*WHAT TO WORK ON*: Print out every line of the listing below without alteration.

*GIVEN DATA*:
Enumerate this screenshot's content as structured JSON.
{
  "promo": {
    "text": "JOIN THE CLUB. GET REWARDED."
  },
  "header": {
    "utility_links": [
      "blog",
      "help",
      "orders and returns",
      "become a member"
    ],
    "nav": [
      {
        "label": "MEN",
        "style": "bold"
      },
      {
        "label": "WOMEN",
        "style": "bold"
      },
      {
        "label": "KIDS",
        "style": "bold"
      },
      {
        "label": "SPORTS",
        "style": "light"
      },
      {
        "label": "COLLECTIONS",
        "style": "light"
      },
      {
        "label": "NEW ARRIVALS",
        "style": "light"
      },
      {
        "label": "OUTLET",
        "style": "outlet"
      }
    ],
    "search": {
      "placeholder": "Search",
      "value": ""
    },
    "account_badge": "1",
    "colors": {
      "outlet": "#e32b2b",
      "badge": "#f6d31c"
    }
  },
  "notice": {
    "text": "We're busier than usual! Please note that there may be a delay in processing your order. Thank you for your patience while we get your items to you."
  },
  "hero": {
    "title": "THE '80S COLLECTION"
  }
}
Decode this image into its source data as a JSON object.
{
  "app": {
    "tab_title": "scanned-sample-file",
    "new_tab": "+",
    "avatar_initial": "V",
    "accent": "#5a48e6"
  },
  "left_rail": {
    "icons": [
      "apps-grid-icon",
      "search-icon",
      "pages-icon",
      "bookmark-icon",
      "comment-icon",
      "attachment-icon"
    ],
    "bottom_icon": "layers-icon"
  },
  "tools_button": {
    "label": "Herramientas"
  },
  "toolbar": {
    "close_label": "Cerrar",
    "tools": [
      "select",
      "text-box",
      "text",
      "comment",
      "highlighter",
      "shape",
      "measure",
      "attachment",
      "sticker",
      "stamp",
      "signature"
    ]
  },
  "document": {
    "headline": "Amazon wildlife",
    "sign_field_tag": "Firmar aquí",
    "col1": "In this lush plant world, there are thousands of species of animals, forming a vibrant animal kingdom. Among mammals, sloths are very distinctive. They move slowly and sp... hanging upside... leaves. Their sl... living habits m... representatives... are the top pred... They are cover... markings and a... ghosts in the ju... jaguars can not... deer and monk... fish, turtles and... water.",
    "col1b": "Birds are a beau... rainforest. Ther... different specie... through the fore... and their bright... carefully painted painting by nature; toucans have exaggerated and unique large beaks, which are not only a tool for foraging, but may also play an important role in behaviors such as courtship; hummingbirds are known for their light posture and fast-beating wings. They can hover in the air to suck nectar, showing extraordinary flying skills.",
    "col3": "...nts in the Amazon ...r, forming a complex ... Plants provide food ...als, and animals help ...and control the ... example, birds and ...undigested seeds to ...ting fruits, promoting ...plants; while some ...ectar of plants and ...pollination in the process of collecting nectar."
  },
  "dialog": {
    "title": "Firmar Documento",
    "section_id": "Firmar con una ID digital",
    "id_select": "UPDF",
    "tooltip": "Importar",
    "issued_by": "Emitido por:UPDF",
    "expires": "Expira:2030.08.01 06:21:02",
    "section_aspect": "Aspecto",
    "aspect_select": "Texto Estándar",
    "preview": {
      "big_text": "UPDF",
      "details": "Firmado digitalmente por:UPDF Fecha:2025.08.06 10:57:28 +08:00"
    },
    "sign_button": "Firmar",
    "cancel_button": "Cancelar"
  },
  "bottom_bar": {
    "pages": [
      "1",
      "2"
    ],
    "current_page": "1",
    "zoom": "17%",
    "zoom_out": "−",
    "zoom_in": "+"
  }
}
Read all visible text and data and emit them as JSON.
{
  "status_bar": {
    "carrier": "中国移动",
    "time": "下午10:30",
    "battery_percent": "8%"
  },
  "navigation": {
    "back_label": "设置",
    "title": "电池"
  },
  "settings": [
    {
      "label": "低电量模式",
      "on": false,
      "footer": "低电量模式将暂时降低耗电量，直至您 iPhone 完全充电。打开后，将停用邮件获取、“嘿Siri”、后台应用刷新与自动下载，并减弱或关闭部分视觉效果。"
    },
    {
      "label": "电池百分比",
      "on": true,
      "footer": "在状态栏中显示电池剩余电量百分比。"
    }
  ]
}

*OUTPUT*:
Enumerate this screenshot's content as structured JSON.
{
  "promo": {
    "text": "JOIN THE CLUB. GET REWARDED."
  },
  "header": {
    "utility_links": [
      "blog",
      "help",
      "orders and returns",
      "become a member"
    ],
    "nav": [
      {
        "label": "MEN",
        "style": "bold"
      },
      {
        "label": "WOMEN",
        "style": "bold"
      },
      {
        "label": "KIDS",
        "style": "bold"
      },
      {
        "label": "SPORTS",
        "style": "light"
      },
      {
        "label": "COLLECTIONS",
        "style": "light"
      },
      {
        "label": "NEW ARRIVALS",
        "style": "light"
      },
      {
        "label": "OUTLET",
        "style": "outlet"
      }
    ],
    "search": {
      "placeholder": "Search",
      "value": ""
    },
    "account_badge": "1",
    "colors": {
      "outlet": "#e32b2b",
      "badge": "#f6d31c"
    }
  },
  "notice": {
    "text": "We're busier than usual! Please note that there may be a delay in processing your order. Thank you for your patience while we get your items to you."
  },
  "hero": {
    "title": "THE '80S COLLECTION"
  }
}
Decode this image into its source data as a JSON object.
{
  "app": {
    "tab_title": "scanned-sample-file",
    "new_tab": "+",
    "avatar_initial": "V",
    "accent": "#5a48e6"
  },
  "left_rail": {
    "icons": [
      "apps-grid-icon",
      "search-icon",
      "pages-icon",
      "bookmark-icon",
      "comment-icon",
      "attachment-icon"
    ],
    "bottom_icon": "layers-icon"
  },
  "tools_button": {
    "label": "Herramientas"
  },
  "toolbar": {
    "close_label": "Cerrar",
    "tools": [
      "select",
      "text-box",
      "text",
      "comment",
      "highlighter",
      "shape",
      "measure",
      "attachment",
      "sticker",
      "stamp",
      "signature"
    ]
  },
  "document": {
    "headline": "Amazon wildlife",
    "sign_field_tag": "Firmar aquí",
    "col1": "In this lush plant world, there are thousands of species of animals, forming a vibrant animal kingdom. Among mammals, sloths are very distinctive. They move slowly and sp... hanging upside... leaves. Their sl... living habits m... representatives... are the top pred... They are cover... markings and a... ghosts in the ju... jaguars can not... deer and monk... fish, turtles and... water.",
    "col1b": "Birds are a beau... rainforest. Ther... different specie... through the fore... and their bright... carefully painted painting by nature; toucans have exaggerated and unique large beaks, which are not only a tool for foraging, but may also play an important role in behaviors such as courtship; hummingbirds are known for their light posture and fast-beating wings. They can hover in the air to suck nectar, showing extraordinary flying skills.",
    "col3": "...nts in the Amazon ...r, forming a complex ... Plants provide food ...als, and animals help ...and control the ... example, birds and ...undigested seeds to ...ting fruits, promoting ...plants; while some ...ectar of plants and ...pollination in the process of collecting nectar."
  },
  "dialog": {
    "title": "Firmar Documento",
    "section_id": "Firmar con una ID digital",
    "id_select": "UPDF",
    "tooltip": "Importar",
    "issued_by": "Emitido por:UPDF",
    "expires": "Expira:2030.08.01 06:21:02",
    "section_aspect": "Aspecto",
    "aspect_select": "Texto Estándar",
    "preview": {
      "big_text": "UPDF",
      "details": "Firmado digitalmente por:UPDF Fecha:2025.08.06 10:57:28 +08:00"
    },
    "sign_button": "Firmar",
    "cancel_button": "Cancelar"
  },
  "bottom_bar": {
    "pages": [
      "1",
      "2"
    ],
    "current_page": "1",
    "zoom": "17%",
    "zoom_out": "−",
    "zoom_in": "+"
  }
}
Read all visible text and data and emit them as JSON.
{
  "status_bar": {
    "carrier": "中国移动",
    "time": "下午10:30",
    "battery_percent": "8%"
  },
  "navigation": {
    "back_label": "设置",
    "title": "电池"
  },
  "settings": [
    {
      "label": "低电量模式",
      "on": false,
      "footer": "低电量模式将暂时降低耗电量，直至您 iPhone 完全充电。打开后，将停用邮件获取、“嘿Siri”、后台应用刷新与自动下载，并减弱或关闭部分视觉效果。"
    },
    {
      "label": "电池百分比",
      "on": true,
      "footer": "在状态栏中显示电池剩余电量百分比。"
    }
  ]
}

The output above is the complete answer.